[Opening Records shown section]

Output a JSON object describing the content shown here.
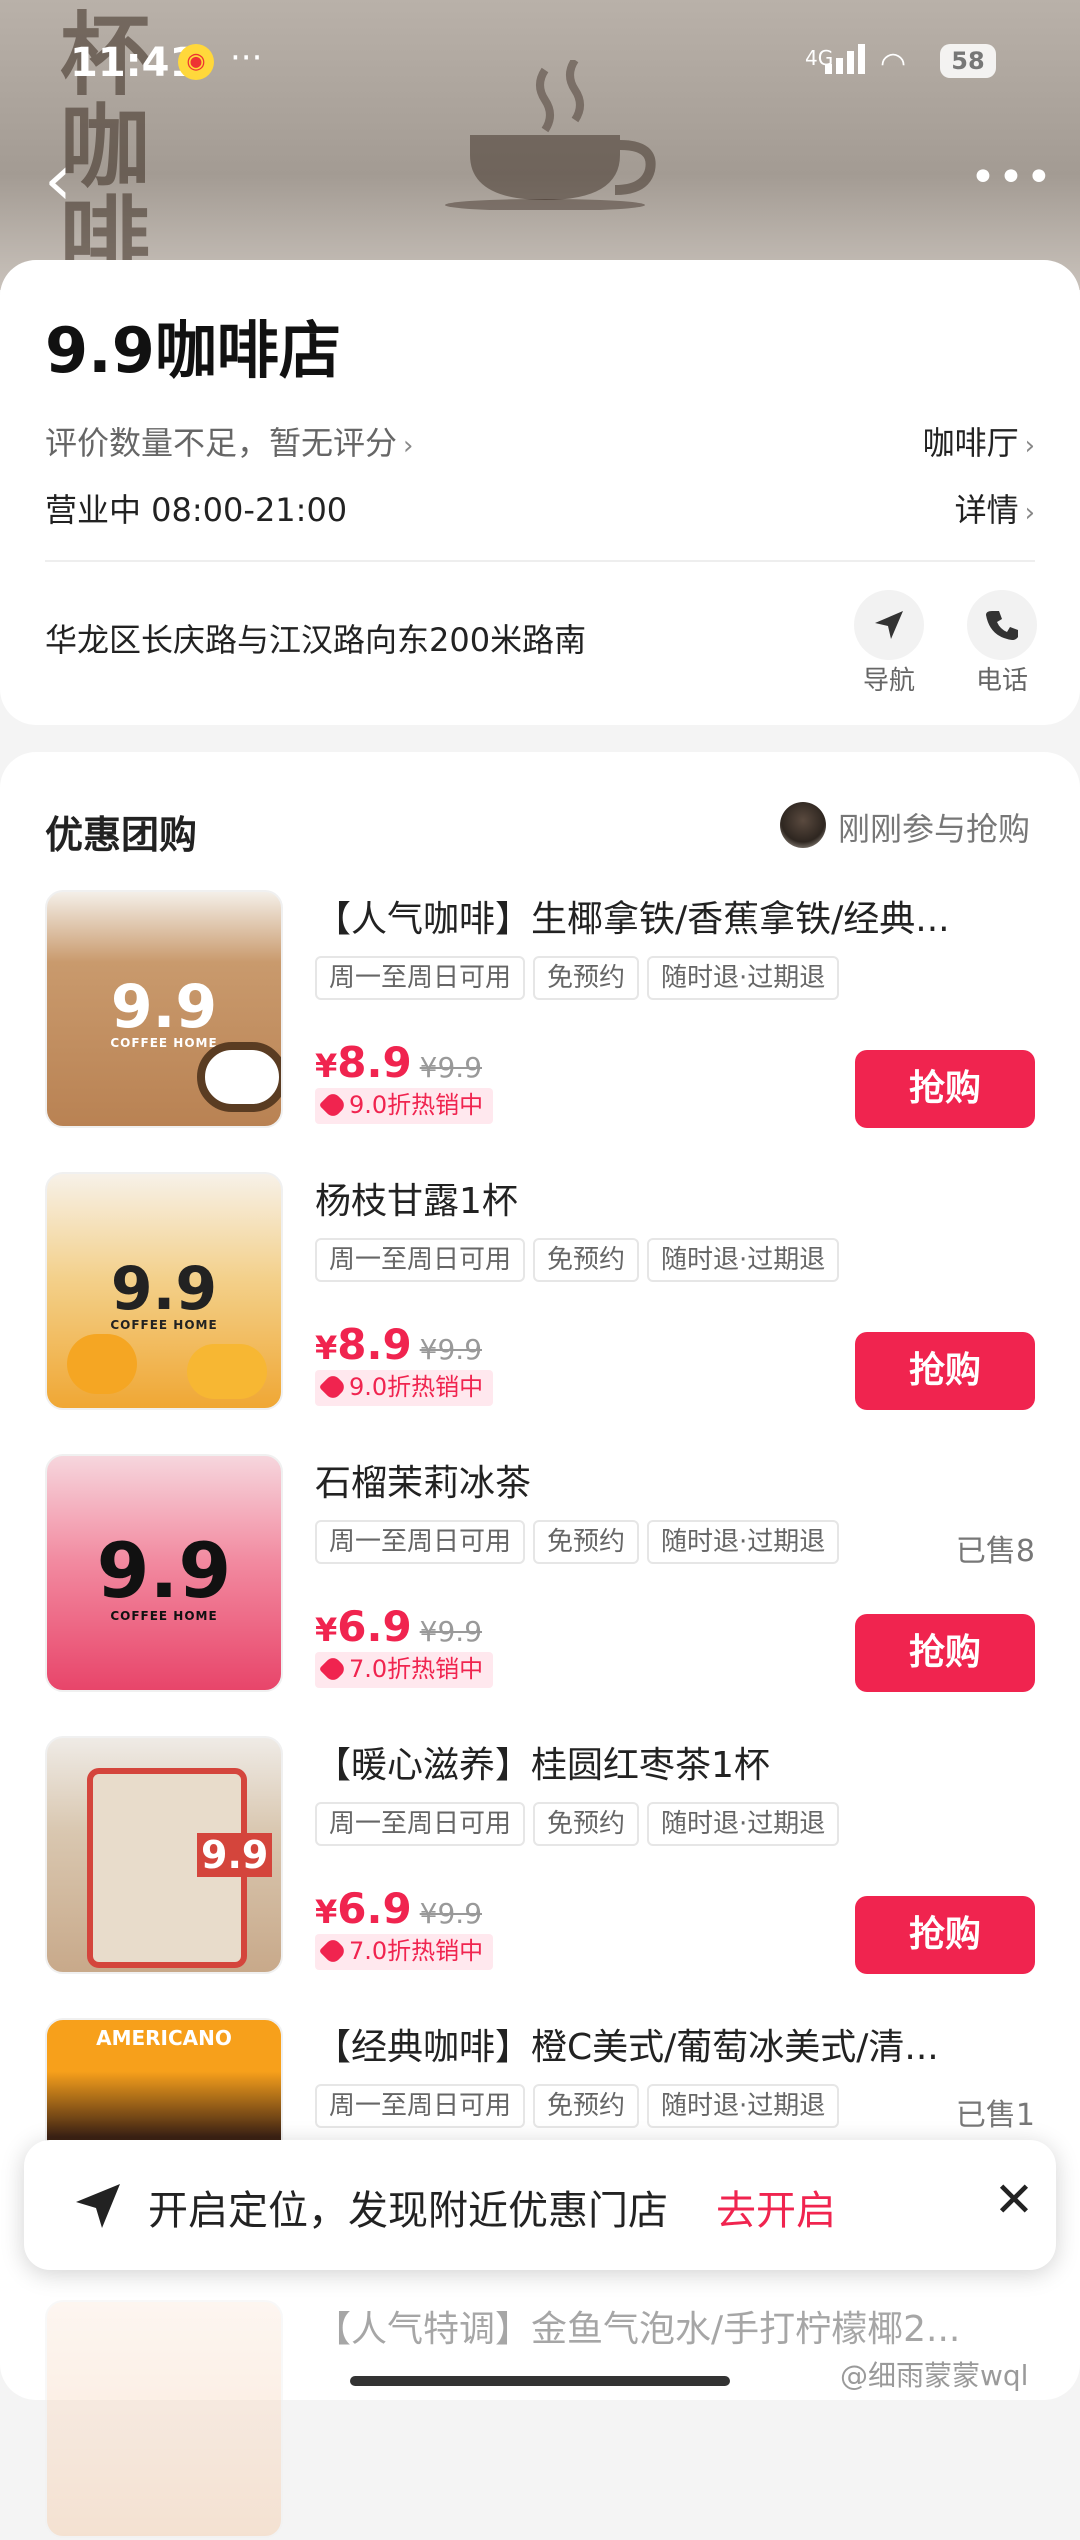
{
  "status_bar": {
    "time": "11:41",
    "network": "4G",
    "battery": "58"
  },
  "shop": {
    "name": "9.9咖啡店",
    "rating_text": "评价数量不足，暂无评分",
    "category": "咖啡厅",
    "hours": "营业中 08:00-21:00",
    "details_label": "详情",
    "address": "华龙区长庆路与江汉路向东200米路南",
    "nav_label": "导航",
    "phone_label": "电话"
  },
  "deals_section": {
    "title": "优惠团购",
    "recent": "刚刚参与抢购",
    "buy_label": "抢购",
    "items": [
      {
        "name": "【人气咖啡】生椰拿铁/香蕉拿铁/经典...",
        "tags": [
          "周一至周日可用",
          "免预约",
          "随时退·过期退"
        ],
        "sold": "",
        "currency": "¥",
        "price": "8.9",
        "orig": "¥9.9",
        "discount": "9.0折热销中"
      },
      {
        "name": "杨枝甘露1杯",
        "tags": [
          "周一至周日可用",
          "免预约",
          "随时退·过期退"
        ],
        "sold": "",
        "currency": "¥",
        "price": "8.9",
        "orig": "¥9.9",
        "discount": "9.0折热销中"
      },
      {
        "name": "石榴茉莉冰茶",
        "tags": [
          "周一至周日可用",
          "免预约",
          "随时退·过期退"
        ],
        "sold": "已售8",
        "currency": "¥",
        "price": "6.9",
        "orig": "¥9.9",
        "discount": "7.0折热销中"
      },
      {
        "name": "【暖心滋养】桂圆红枣茶1杯",
        "tags": [
          "周一至周日可用",
          "免预约",
          "随时退·过期退"
        ],
        "sold": "",
        "currency": "¥",
        "price": "6.9",
        "orig": "¥9.9",
        "discount": "7.0折热销中"
      },
      {
        "name": "【经典咖啡】橙C美式/葡萄冰美式/清...",
        "tags": [
          "周一至周日可用",
          "免预约",
          "随时退·过期退"
        ],
        "sold": "已售1"
      },
      {
        "name": "【人气特调】金鱼气泡水/手打柠檬椰2..."
      }
    ]
  },
  "thumbs": {
    "logo": "9.9",
    "sub": "COFFEE HOME",
    "americano": "AMERICANO"
  },
  "toast": {
    "text": "开启定位，发现附近优惠门店",
    "action": "去开启",
    "close": "✕"
  },
  "watermark": "@细雨蒙蒙wql",
  "colors": {
    "accent": "#f0244f",
    "badge_bg": "#ffe8ee"
  }
}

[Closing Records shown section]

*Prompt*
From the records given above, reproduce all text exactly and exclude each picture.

*Written solution*
Output a JSON object describing the content shown here.
{
  "status_bar": {
    "time": "11:41",
    "network": "4G",
    "battery": "58"
  },
  "shop": {
    "name": "9.9咖啡店",
    "rating_text": "评价数量不足，暂无评分",
    "category": "咖啡厅",
    "hours": "营业中 08:00-21:00",
    "details_label": "详情",
    "address": "华龙区长庆路与江汉路向东200米路南",
    "nav_label": "导航",
    "phone_label": "电话"
  },
  "deals_section": {
    "title": "优惠团购",
    "recent": "刚刚参与抢购",
    "buy_label": "抢购",
    "items": [
      {
        "name": "【人气咖啡】生椰拿铁/香蕉拿铁/经典...",
        "tags": [
          "周一至周日可用",
          "免预约",
          "随时退·过期退"
        ],
        "sold": "",
        "currency": "¥",
        "price": "8.9",
        "orig": "¥9.9",
        "discount": "9.0折热销中"
      },
      {
        "name": "杨枝甘露1杯",
        "tags": [
          "周一至周日可用",
          "免预约",
          "随时退·过期退"
        ],
        "sold": "",
        "currency": "¥",
        "price": "8.9",
        "orig": "¥9.9",
        "discount": "9.0折热销中"
      },
      {
        "name": "石榴茉莉冰茶",
        "tags": [
          "周一至周日可用",
          "免预约",
          "随时退·过期退"
        ],
        "sold": "已售8",
        "currency": "¥",
        "price": "6.9",
        "orig": "¥9.9",
        "discount": "7.0折热销中"
      },
      {
        "name": "【暖心滋养】桂圆红枣茶1杯",
        "tags": [
          "周一至周日可用",
          "免预约",
          "随时退·过期退"
        ],
        "sold": "",
        "currency": "¥",
        "price": "6.9",
        "orig": "¥9.9",
        "discount": "7.0折热销中"
      },
      {
        "name": "【经典咖啡】橙C美式/葡萄冰美式/清...",
        "tags": [
          "周一至周日可用",
          "免预约",
          "随时退·过期退"
        ],
        "sold": "已售1"
      },
      {
        "name": "【人气特调】金鱼气泡水/手打柠檬椰2..."
      }
    ]
  },
  "thumbs": {
    "logo": "9.9",
    "sub": "COFFEE HOME",
    "americano": "AMERICANO"
  },
  "toast": {
    "text": "开启定位，发现附近优惠门店",
    "action": "去开启",
    "close": "✕"
  },
  "watermark": "@细雨蒙蒙wql",
  "colors": {
    "accent": "#f0244f",
    "badge_bg": "#ffe8ee"
  }
}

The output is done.